Associations, 99, 100, 129
bidirectional, 144, 145
diagram, 42, 43
and extended XLink, 136
in object diagram, 44
UML, 109-111, 125, 244, 245
unidirectional, 144, 151
and XLink elements, 135
Asynchronous messaging infrastructure, 68
Attributes, 40, 41, 99, 100, 129, 184
elements versus, 106
names for, 119
UML model, 244, 245
XLink, 136, 137, 164
XMI linking, 127, 128
XML 1.0 DTD, 163
Attribute values, 17, 42
product with, 102
Authoring tools, 167
and XML schemas, 157, 158
B Backward-compatible document instances, 167
B2B. See Business-to-business
B2C. See Business-to-customer
Behavior diagrams, 32, 49
Bibliography DTD, 161, 162
Bibliograpgy example, 310-314
with stereotypes, 310, 311, 312
Bidirectional associations, 144, 145
Bidirectional links, 125, 126, 137

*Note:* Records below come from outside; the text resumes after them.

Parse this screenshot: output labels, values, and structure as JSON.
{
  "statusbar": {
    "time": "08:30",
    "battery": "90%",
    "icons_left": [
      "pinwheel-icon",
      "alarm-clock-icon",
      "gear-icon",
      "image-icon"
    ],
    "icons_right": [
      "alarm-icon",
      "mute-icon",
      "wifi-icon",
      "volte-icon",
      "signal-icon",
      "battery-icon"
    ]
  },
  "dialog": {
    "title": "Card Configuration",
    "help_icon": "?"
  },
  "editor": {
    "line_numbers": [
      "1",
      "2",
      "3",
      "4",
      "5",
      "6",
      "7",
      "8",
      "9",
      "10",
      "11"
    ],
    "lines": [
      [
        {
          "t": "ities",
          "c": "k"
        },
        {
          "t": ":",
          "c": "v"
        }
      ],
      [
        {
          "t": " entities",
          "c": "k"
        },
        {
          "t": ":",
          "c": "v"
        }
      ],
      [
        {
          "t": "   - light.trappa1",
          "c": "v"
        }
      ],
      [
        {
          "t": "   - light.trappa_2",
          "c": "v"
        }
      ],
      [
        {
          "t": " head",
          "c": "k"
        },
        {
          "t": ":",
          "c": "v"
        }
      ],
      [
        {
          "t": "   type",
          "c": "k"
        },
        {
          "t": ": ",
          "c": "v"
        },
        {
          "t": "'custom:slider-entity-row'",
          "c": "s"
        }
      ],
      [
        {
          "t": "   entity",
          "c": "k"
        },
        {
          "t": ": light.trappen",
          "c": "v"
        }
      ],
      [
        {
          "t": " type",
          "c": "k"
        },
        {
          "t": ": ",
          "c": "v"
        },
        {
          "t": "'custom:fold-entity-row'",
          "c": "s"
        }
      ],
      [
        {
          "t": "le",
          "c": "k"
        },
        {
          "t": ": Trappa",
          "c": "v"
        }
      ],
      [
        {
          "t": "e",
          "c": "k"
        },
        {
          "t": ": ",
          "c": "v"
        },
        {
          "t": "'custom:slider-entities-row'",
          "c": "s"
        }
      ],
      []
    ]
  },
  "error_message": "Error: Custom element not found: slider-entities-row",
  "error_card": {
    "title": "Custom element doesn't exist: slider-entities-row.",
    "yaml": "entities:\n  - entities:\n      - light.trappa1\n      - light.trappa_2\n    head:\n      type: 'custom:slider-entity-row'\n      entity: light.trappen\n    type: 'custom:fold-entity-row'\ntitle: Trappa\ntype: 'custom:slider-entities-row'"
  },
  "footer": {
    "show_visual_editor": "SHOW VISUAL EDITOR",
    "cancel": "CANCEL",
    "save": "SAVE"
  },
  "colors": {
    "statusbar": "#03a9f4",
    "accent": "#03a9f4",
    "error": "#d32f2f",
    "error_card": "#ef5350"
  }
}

Boundary class, 244, 246, 247, 264, 265, 266
Boundary stereotype, 245
and roots, 111-113
Business analysts, 8-9
and datatypes, 167
and schemas, 157
transformation rules determined by, 220
and vocabulary definition, 59
Internet as primary channel for, 3
commerce policies, 65
communication modeling, 4-5
requirements analysis of, 8. See also Catalog Exchange Service
shared process definitions in, 54
Validate Message in, 60
and vocabulary, 55
and legacy system adapters, 67-68
need for Web-like connectivity by, 122
and wireless applications, 85
Business-to-business portal presentation, 243-266
portal analysis model, 244-246
portlet for product display, 249-254
portlet for promotional discounts, 254-264
XML documents transformed into portlets, 246-249
defined, 55-56, 74
C Cache update
object collaborations required for, 39
Carriage returns, 104
Cascading Style Sheets, 9, 23-26, 29, 158
XML presented with, 26
Catalog class, 103
XML vocabularies for, 219, 242
Catalog element, 108, 112
Catalog Exchange Service, 9, 54-55, 68, 91
portal implementation, 83
vocabulary package dependencies, 116
Web service descriptions for model, 273
CatalogItem class, 103, 105, 142, 201, 226
CatalogItem DTD definition
CatalogItem element, 152
Catalog Markup Language, 11, 39, 54, 56, 60, 68, 83, 93, 113, 114, 119, 220, 281
catalog document, 235
document named Products.xml, 236
document with four discounts, 256, 257
document with one Product, 250
and MOF model, 299
MyCat portal with three portlets in, 264
package diagram with stereotypes, 209
RosettaNet integrated with, 226-227
simplified product catalog model, 94, 95
and SOAP message header, 272
subset of, showing Discount class, 255
taxonomy produced by transformation, 234
UML profile applied to, 209-213
and XML message protocol, 64
XSLT pattern matching on, 225
XSLT transformation from, to RosettaNet, 237-239
XSLT transformation from, to RSS, 259-261
aggregation and presentation, 55, 56
composition of items, 108
integration of supplier with, 279
metamodel for content, 112
update process diagram, 63
vocabulary requirements for, 54-55
Categorization component, 151
Category Browser boundary class, 264
Category elements, 139, 150, 152
Category objects, 149
Category to CategoryItem a